**EXERCISE**
Go through the entries below and pick out every line with "Basler".
┌─ SUPPLIED ENTRIES
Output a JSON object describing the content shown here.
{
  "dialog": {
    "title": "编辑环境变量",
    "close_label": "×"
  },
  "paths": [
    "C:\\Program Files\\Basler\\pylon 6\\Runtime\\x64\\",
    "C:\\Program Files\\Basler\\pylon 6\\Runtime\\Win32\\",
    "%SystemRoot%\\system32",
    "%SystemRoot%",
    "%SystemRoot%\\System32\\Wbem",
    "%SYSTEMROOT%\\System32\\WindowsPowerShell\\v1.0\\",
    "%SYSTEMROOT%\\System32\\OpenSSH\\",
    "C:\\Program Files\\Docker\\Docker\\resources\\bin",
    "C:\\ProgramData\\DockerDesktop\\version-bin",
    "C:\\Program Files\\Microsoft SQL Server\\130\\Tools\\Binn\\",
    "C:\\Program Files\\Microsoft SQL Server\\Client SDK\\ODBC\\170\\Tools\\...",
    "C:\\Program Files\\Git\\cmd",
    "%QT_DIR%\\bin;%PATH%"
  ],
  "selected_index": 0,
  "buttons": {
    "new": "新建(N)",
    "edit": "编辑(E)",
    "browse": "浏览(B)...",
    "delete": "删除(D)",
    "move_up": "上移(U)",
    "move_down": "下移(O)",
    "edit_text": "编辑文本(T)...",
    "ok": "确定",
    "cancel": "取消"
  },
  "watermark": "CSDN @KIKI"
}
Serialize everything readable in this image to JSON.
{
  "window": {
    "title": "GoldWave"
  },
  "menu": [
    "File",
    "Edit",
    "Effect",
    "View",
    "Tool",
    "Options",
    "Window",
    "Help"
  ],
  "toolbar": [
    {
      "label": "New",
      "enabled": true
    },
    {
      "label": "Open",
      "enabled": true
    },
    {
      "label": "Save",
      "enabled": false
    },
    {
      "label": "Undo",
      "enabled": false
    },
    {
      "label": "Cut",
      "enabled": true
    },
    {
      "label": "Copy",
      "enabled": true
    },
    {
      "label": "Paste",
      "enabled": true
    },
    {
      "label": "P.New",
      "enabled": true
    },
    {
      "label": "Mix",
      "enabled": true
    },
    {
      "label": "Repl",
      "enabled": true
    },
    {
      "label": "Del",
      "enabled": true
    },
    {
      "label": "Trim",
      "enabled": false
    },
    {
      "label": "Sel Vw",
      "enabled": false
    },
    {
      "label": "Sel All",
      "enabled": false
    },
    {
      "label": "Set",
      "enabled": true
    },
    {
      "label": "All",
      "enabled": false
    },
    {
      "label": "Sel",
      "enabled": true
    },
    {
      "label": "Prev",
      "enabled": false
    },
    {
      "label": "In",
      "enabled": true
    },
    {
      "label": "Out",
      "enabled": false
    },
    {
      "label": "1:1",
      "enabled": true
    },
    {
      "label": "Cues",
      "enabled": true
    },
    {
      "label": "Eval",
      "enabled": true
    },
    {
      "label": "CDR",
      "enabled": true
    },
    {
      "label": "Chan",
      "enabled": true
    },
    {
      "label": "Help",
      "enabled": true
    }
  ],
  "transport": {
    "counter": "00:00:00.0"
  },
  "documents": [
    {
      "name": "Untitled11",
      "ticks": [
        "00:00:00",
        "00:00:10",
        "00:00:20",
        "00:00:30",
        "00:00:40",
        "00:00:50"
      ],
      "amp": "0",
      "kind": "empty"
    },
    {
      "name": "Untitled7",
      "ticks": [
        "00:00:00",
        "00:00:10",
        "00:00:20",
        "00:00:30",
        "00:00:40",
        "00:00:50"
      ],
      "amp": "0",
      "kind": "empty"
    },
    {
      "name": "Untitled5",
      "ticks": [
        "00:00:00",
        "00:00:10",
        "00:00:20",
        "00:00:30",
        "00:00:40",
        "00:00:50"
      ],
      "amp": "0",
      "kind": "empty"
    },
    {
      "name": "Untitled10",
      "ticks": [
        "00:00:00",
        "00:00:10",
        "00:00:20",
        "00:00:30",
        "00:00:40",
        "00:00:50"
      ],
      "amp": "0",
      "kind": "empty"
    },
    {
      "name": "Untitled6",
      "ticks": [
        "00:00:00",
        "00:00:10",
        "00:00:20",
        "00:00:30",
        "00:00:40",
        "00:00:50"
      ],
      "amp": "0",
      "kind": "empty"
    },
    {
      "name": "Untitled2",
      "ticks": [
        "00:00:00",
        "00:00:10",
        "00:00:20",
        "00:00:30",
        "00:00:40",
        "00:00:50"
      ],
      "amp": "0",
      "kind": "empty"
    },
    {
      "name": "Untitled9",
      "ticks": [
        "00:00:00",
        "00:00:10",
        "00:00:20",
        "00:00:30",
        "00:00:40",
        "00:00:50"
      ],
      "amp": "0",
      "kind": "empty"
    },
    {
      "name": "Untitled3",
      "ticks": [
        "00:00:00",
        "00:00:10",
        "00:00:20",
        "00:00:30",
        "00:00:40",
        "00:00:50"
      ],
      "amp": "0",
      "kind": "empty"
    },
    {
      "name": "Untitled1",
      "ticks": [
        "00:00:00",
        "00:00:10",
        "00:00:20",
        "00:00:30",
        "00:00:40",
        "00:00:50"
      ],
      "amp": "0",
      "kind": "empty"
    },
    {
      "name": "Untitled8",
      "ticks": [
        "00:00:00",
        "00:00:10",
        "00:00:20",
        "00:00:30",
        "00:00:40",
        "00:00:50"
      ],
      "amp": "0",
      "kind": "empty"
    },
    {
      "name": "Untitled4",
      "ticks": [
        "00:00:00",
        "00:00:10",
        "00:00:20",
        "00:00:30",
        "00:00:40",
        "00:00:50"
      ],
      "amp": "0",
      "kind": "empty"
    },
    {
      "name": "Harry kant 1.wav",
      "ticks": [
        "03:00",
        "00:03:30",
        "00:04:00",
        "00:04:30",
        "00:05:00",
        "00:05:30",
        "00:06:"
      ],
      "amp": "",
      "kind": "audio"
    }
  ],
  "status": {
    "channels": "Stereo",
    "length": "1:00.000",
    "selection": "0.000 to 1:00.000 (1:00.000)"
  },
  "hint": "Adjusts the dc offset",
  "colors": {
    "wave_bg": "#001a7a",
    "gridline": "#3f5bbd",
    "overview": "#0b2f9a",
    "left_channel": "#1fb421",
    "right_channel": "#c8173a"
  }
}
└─
**REPLY TO THE EXERCISE**
    "C:\\Program Files\\Basler\\pylon 6\\Runtime\\x64\\",
    "C:\\Program Files\\Basler\\pylon 6\\Runtime\\Win32\\",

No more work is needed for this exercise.